Define Employee Responsibilities

Write a job description for each employee defining specifically what that position is responsible for accomplishing on a daily, weekly and monthly basis. For example, the salesperson closing the store at the end of the day has the responsibility to count the money, lock the doors, shut off the lights and make the night deposit. The store manager opens the store, puts money in the register and reconciles the cash and receipts every morning. All the job responsibilities are part of the operational plan. As part of the development plan, identify additional needed skill sets for each position. For example, the store manager may be required to develop the ability to interact with the accounting system or to add reports to the point-of-sale system program.

Develop Strategies and Action Plans

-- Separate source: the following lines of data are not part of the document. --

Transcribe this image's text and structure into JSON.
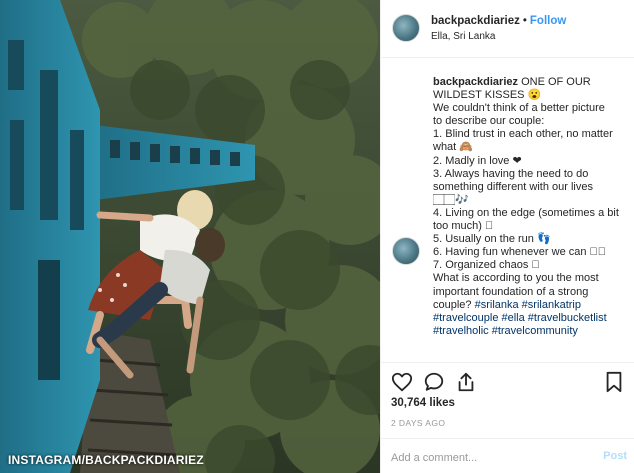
{
  "post": {
    "username": "backpackdiariez",
    "separator": "•",
    "follow_label": "Follow",
    "location": "Ella, Sri Lanka"
  },
  "caption": {
    "username": "backpackdiariez",
    "lines": [
      "ONE OF OUR",
      "WILDEST KISSES 😮",
      "We couldn't think of a better picture",
      "to describe our couple:",
      "1. Blind trust in each other, no matter",
      "what 🙈",
      "2. Madly in love ❤",
      "3. Always having the need to do",
      "something different with our lives",
      "🏻🏻🎶",
      "4. Living on the edge (sometimes a bit",
      "too much) 🏻",
      "5. Usually on the run 👣",
      "6. Having fun whenever we can 🏻🏻",
      "7. Organized chaos 🏻",
      "What is according to you the most",
      "important foundation of a strong",
      "couple?"
    ],
    "hashtags": [
      "#srilanka #srilankatrip",
      "#travelcouple #ella #travelbucketlist",
      "#travelholic #travelcommunity"
    ]
  },
  "actions": {
    "like_icon": "heart-icon",
    "comment_icon": "comment-icon",
    "share_icon": "share-icon",
    "save_icon": "bookmark-icon",
    "likes": "30,764 likes",
    "time_ago": "2 DAYS AGO",
    "comment_placeholder": "Add a comment...",
    "post_label": "Post"
  },
  "photo": {
    "watermark": "INSTAGRAM/BACKPACKDIARIEZ"
  }
}
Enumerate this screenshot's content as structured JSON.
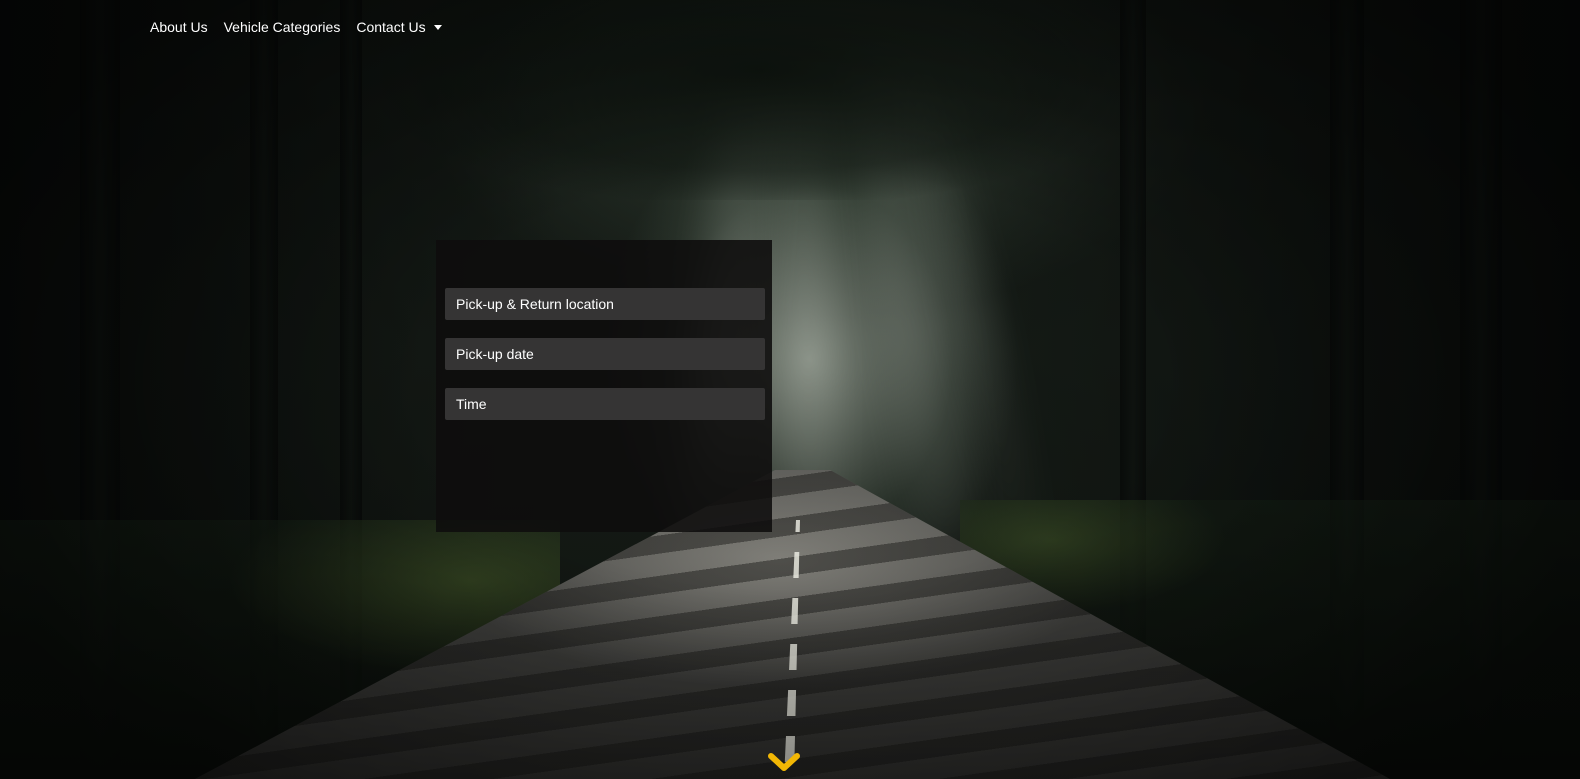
{
  "nav": {
    "items": [
      {
        "label": "About Us"
      },
      {
        "label": "Vehicle Categories"
      },
      {
        "label": "Contact Us",
        "has_dropdown": true
      }
    ]
  },
  "booking": {
    "location_placeholder": "Pick-up & Return location",
    "date_placeholder": "Pick-up date",
    "time_placeholder": "Time"
  },
  "scroll_indicator": {
    "icon": "chevron-down-icon",
    "color": "#f2b705"
  },
  "colors": {
    "panel_bg": "#0e0c0c",
    "field_bg": "#353434",
    "text": "#ffffff"
  }
}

Develop strategies and action plans for each goal and objective in the business plan and include them in the operational plan. Include each function of running your retail business, such as vendor selection, inventory control, shrinkage control, and sales and marketing. For example, the strategy might be to utilize social networking to increase customer visibility and sales. The action plans would assign a specific person to open the social networking accounts, update the sites, encourage friends and followers and interact with them on the sites. Assign a target date to each action plan. When the action plan is completed, note it in the operational plan.

Plan Future Growth

The development plan includes monitoring the competition, economy, changes in consumer preferences and technological advancements to uncover opportunities to improve store sales. List each competitor, its strengths and how your retail store serves the customer better. Include those benefits in your marketing message. Stay aware of trends in how customers shop, and you can implement technology for a better buying experience. For example, you could upgrade your system to enable customers to order from their cell phones and pick up their purchases in the store. Another example is the implementation of mobile marketing. Over time the mix of products you offer in your store will change. In your development plan, analyze how customer preferences are evolving and discuss the new merchandise you intend to offer to gain new customers as a result of the trends.

Prepare for Emergencies

List the possible emergencies that could occur, and develop an action plan for each. Emergencies could include being robbed, a customer slipping and falling, fire, electrical blackout, extreme weather or illness of key personnel. The operational plan for emergencies should be in an easily accessible place, perhaps next to the point-of-sale system. Each employee should be well-versed on what she should do in each scenario. During a real emergency, there's little time to read instructions. The development plan includes providing additional training to your staff for first aid, CPR and conflict resolution.